Our second addition to the library is a brochure titled “What to Do if Friends and Family Members are being Abused.” This brochure is designed to help potential allies have a sometimes difficult conversation with their loved one. Connections to family, friends, co-workers, fellow faith community members and other social relationships are some of the most valuable lifelines that survivors have. When interviewing family and friends who have lost a loved one to domestic violence-related homicide, the Georgia Domestic Violence Fatality Review Project has consistently found that family and friends have the most knowledge about the abuse but are often not equipped to understand when the danger is escalating and provide support in
a way that best promotes safety. This brochure offers tips for recognizing domestic violence, signs that may signal increased danger, and some “what to say and what not to say” talking points. Again, this brochure lists the 24-hour statewide hotline as a resource for family and friends of survivors.
Both of these exciting new materials are available upon request by contacting our Communications Coordinator, Heather Balom at email@example.com.
Providing Support around Challenging Services
Often there is confusion about whether or not substance use or abuse can lead to or cause domestic violence – this training sought to bring clarity to the discussion of the intersections between the two issues, emphasizing that substance abuse or use by the victim or the abusive partner is not a direct cause of violence. Women who have been abused are fifteen times more likely to abuse alcohol and nine times more likely to abuse drugs than women who have not been abused. A study conducted by the Department of Justice suggested that alcohol and drugs may be used by victims of abuse, to cope with the physical, emotional and/or psychological pain of family violence. In response to this known fact, it is essential for advocates to be
knowledgeable of the increased risk to victims when substance abuse is involved, as it can increase barriers to their safety or make it harder for them to get help.

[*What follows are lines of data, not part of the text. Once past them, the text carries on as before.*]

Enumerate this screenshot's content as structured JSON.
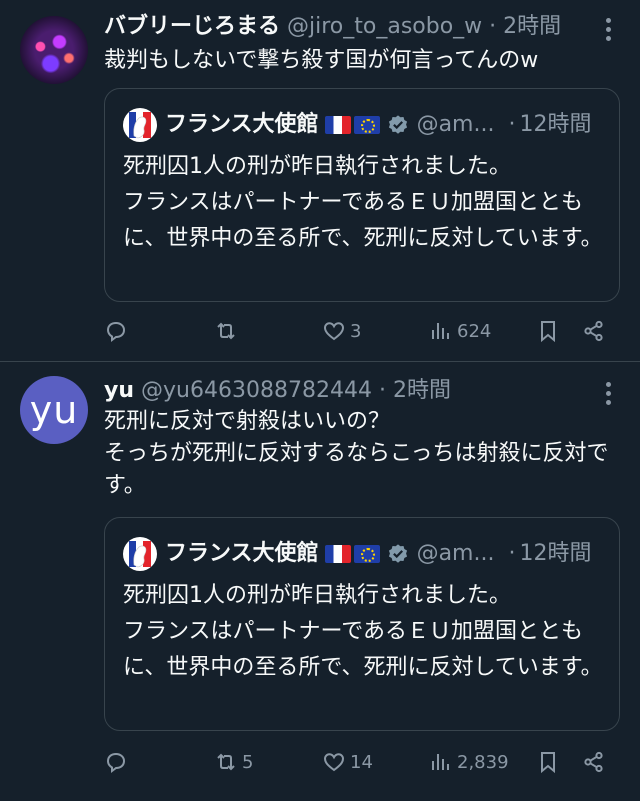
{
  "tweets": [
    {
      "display_name": "バブリーじろまる",
      "handle": "@jiro_to_asobo_w",
      "time": "2時間",
      "text": "裁判もしないで撃ち殺す国が何言ってんのw",
      "quote": {
        "name": "フランス大使館",
        "handle": "@am...",
        "time": "12時間",
        "text": "死刑囚1人の刑が昨日執行されました。\nフランスはパートナーであるＥＵ加盟国とともに、世界中の至る所で、死刑に反対しています。"
      },
      "replies": "",
      "retweets": "",
      "likes": "3",
      "views": "624"
    },
    {
      "avatar_text": "yu",
      "display_name": "yu",
      "handle": "@yu6463088782444",
      "time": "2時間",
      "text": "死刑に反対で射殺はいいの？\nそっちが死刑に反対するならこっちは射殺に反対です。",
      "quote": {
        "name": "フランス大使館",
        "handle": "@am...",
        "time": "12時間",
        "text": "死刑囚1人の刑が昨日執行されました。\nフランスはパートナーであるＥＵ加盟国とともに、世界中の至る所で、死刑に反対しています。"
      },
      "replies": "",
      "retweets": "5",
      "likes": "14",
      "views": "2,839"
    }
  ],
  "separator": "·",
  "icons": {
    "more": "more-dots-icon",
    "reply": "reply-icon",
    "retweet": "retweet-icon",
    "like": "heart-icon",
    "views": "views-chart-icon",
    "bookmark": "bookmark-icon",
    "share": "share-icon",
    "verified": "verified-badge-icon",
    "flags": [
      "france-flag-icon",
      "eu-flag-icon"
    ]
  },
  "colors": {
    "background": "#15202b",
    "text": "#f7f9f9",
    "secondary": "#8b98a5",
    "border": "#38444d",
    "verified_badge": "#829aab",
    "avatar_yu": "#5a5fc2"
  }
}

On February 10th in Atlanta, GCADV’s Director of Training and Membership, Christy Cardina and Training Coordinator, Alexis Graf, teamed up with Dr. Mininder K. Sodhi, a training specialist from Washington, DC, to present training on Domestic Violence and Substance Abuse. The one-day training focused on advocacy and intervention with survivors who are struggling with both addiction and domestic violence. The one day training was attended by 48 advocates and staff from 22 programs across the state. Dr. Sodhi’s extensive experience and expertise on the dynamics of addiction were shared with the group during the morning half of the training, while the afternoon was spent discussing how to provide services and address challenging
situations around substance abuse by victims, especially in a shelter setting. Shelters typically have group living arrangements with shared bedrooms and bathrooms, and a survivor who is actively using drugs or alcohol can bring conflict, disruption, and even safety concerns to what should ideally be a place of healing. One advocate who attended the training said that the most significant thing she learned was, “As a shelter we shouldn’t turn someone away because they are an addict, or not help them or treat them differently because they are an addict.” Another attendee shared, “I truly enjoyed the entire class. Thank you for educating me on the topic and not spending time discussing the need for the education!”